• Your goal: Where a line holds the word "Params", copy that line from the data below.

• Data for processing:
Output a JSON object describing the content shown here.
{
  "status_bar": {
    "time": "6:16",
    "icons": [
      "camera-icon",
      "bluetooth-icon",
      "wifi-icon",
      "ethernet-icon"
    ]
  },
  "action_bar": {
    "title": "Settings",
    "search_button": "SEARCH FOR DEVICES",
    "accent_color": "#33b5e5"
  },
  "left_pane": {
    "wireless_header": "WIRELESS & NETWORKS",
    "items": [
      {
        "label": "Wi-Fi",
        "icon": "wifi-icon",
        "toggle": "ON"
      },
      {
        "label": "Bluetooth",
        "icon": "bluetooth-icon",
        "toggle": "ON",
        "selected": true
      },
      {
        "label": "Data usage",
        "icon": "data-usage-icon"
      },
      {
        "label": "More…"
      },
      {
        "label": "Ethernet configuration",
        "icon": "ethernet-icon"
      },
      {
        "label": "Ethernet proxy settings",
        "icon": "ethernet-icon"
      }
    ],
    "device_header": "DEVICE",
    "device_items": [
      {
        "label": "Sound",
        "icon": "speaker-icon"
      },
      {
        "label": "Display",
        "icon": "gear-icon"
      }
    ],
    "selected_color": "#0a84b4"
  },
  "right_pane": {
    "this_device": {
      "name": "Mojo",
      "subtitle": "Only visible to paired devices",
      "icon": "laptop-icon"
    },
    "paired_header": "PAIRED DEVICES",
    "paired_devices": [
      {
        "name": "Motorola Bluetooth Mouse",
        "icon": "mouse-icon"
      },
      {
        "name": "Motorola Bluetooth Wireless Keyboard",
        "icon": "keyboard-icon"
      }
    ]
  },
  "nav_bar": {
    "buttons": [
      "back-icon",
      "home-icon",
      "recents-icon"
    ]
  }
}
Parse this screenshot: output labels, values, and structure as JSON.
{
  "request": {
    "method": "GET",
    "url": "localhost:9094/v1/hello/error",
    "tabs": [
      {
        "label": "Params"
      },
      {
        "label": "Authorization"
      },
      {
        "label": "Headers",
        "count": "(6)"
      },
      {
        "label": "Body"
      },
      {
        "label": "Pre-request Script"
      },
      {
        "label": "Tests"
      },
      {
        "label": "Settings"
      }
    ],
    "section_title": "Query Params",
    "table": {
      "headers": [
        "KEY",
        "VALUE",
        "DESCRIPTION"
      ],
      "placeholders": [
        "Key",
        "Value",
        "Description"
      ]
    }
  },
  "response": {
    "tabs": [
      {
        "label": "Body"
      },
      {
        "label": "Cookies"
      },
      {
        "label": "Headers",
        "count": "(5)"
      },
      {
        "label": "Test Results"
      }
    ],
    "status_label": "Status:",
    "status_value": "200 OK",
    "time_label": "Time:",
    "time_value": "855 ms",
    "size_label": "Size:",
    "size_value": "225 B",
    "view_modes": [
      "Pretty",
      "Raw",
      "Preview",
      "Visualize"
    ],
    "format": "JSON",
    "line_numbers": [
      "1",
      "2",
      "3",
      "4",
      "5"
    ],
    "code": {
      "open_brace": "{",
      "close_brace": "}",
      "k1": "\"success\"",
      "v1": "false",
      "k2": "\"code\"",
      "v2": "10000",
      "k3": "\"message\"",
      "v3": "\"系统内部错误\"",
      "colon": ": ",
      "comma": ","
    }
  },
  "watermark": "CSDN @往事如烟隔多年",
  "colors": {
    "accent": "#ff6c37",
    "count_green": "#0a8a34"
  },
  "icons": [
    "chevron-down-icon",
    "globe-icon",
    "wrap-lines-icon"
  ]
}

• Written response:
        "label": "Params"
    "section_title": "Query Params",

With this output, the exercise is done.